Stored dataset items:
○ ○ ○ ○

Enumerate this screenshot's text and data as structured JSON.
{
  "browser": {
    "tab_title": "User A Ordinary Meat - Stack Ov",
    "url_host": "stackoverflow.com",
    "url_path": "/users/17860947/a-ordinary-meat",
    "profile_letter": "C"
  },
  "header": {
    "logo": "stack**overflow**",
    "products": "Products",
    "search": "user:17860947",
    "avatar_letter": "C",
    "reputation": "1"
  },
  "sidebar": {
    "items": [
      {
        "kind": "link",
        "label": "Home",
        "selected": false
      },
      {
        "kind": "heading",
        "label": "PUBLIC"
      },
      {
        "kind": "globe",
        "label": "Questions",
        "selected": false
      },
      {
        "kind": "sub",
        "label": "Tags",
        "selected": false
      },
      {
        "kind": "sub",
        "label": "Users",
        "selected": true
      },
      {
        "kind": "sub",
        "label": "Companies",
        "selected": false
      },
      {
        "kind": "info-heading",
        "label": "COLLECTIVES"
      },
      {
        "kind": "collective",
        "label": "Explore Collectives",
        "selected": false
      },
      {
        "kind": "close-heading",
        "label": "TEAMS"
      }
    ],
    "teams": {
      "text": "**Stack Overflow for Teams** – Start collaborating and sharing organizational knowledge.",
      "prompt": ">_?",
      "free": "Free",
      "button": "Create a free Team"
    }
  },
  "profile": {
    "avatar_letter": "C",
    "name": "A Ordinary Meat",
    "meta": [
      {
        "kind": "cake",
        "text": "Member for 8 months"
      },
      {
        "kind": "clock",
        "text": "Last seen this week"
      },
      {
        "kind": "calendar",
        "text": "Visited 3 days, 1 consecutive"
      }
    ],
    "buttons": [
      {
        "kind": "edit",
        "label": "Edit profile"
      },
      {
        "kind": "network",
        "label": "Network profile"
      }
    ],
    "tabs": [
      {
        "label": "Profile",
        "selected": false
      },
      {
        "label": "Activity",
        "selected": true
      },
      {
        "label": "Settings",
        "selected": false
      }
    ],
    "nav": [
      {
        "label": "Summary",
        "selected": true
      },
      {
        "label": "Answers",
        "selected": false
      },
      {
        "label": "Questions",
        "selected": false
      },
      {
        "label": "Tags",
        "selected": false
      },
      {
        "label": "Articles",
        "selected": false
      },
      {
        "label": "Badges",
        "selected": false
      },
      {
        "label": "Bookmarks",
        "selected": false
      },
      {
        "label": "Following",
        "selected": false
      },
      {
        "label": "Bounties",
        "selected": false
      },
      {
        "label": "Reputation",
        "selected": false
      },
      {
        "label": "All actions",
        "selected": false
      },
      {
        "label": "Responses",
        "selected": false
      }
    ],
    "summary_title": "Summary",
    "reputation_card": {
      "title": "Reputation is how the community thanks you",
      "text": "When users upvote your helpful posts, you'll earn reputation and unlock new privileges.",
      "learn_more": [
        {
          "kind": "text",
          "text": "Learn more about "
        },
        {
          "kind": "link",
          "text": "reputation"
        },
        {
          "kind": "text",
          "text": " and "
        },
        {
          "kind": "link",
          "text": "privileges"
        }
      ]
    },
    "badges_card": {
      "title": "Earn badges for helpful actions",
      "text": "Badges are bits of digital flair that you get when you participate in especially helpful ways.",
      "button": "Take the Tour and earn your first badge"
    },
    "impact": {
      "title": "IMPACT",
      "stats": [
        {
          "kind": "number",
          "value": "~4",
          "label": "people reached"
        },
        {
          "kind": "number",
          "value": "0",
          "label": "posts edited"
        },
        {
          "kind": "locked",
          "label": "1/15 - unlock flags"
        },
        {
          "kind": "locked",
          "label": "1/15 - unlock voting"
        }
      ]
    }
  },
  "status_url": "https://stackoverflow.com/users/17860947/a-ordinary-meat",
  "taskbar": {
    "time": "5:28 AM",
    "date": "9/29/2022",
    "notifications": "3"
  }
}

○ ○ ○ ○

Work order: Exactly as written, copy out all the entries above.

Completed exercise:
Enumerate this screenshot's text and data as structured JSON.
{
  "browser": {
    "tab_title": "User A Ordinary Meat - Stack Ov",
    "url_host": "stackoverflow.com",
    "url_path": "/users/17860947/a-ordinary-meat",
    "profile_letter": "C"
  },
  "header": {
    "logo": "stack**overflow**",
    "products": "Products",
    "search": "user:17860947",
    "avatar_letter": "C",
    "reputation": "1"
  },
  "sidebar": {
    "items": [
      {
        "kind": "link",
        "label": "Home",
        "selected": false
      },
      {
        "kind": "heading",
        "label": "PUBLIC"
      },
      {
        "kind": "globe",
        "label": "Questions",
        "selected": false
      },
      {
        "kind": "sub",
        "label": "Tags",
        "selected": false
      },
      {
        "kind": "sub",
        "label": "Users",
        "selected": true
      },
      {
        "kind": "sub",
        "label": "Companies",
        "selected": false
      },
      {
        "kind": "info-heading",
        "label": "COLLECTIVES"
      },
      {
        "kind": "collective",
        "label": "Explore Collectives",
        "selected": false
      },
      {
        "kind": "close-heading",
        "label": "TEAMS"
      }
    ],
    "teams": {
      "text": "**Stack Overflow for Teams** – Start collaborating and sharing organizational knowledge.",
      "prompt": ">_?",
      "free": "Free",
      "button": "Create a free Team"
    }
  },
  "profile": {
    "avatar_letter": "C",
    "name": "A Ordinary Meat",
    "meta": [
      {
        "kind": "cake",
        "text": "Member for 8 months"
      },
      {
        "kind": "clock",
        "text": "Last seen this week"
      },
      {
        "kind": "calendar",
        "text": "Visited 3 days, 1 consecutive"
      }
    ],
    "buttons": [
      {
        "kind": "edit",
        "label": "Edit profile"
      },
      {
        "kind": "network",
        "label": "Network profile"
      }
    ],
    "tabs": [
      {
        "label": "Profile",
        "selected": false
      },
      {
        "label": "Activity",
        "selected": true
      },
      {
        "label": "Settings",
        "selected": false
      }
    ],
    "nav": [
      {
        "label": "Summary",
        "selected": true
      },
      {
        "label": "Answers",
        "selected": false
      },
      {
        "label": "Questions",
        "selected": false
      },
      {
        "label": "Tags",
        "selected": false
      },
      {
        "label": "Articles",
        "selected": false
      },
      {
        "label": "Badges",
        "selected": false
      },
      {
        "label": "Bookmarks",
        "selected": false
      },
      {
        "label": "Following",
        "selected": false
      },
      {
        "label": "Bounties",
        "selected": false
      },
      {
        "label": "Reputation",
        "selected": false
      },
      {
        "label": "All actions",
        "selected": false
      },
      {
        "label": "Responses",
        "selected": false
      }
    ],
    "summary_title": "Summary",
    "reputation_card": {
      "title": "Reputation is how the community thanks you",
      "text": "When users upvote your helpful posts, you'll earn reputation and unlock new privileges.",
      "learn_more": [
        {
          "kind": "text",
          "text": "Learn more about "
        },
        {
          "kind": "link",
          "text": "reputation"
        },
        {
          "kind": "text",
          "text": " and "
        },
        {
          "kind": "link",
          "text": "privileges"
        }
      ]
    },
    "badges_card": {
      "title": "Earn badges for helpful actions",
      "text": "Badges are bits of digital flair that you get when you participate in especially helpful ways.",
      "button": "Take the Tour and earn your first badge"
    },
    "impact": {
      "title": "IMPACT",
      "stats": [
        {
          "kind": "number",
          "value": "~4",
          "label": "people reached"
        },
        {
          "kind": "number",
          "value": "0",
          "label": "posts edited"
        },
        {
          "kind": "locked",
          "label": "1/15 - unlock flags"
        },
        {
          "kind": "locked",
          "label": "1/15 - unlock voting"
        }
      ]
    }
  },
  "status_url": "https://stackoverflow.com/users/17860947/a-ordinary-meat",
  "taskbar": {
    "time": "5:28 AM",
    "date": "9/29/2022",
    "notifications": "3"
  }
}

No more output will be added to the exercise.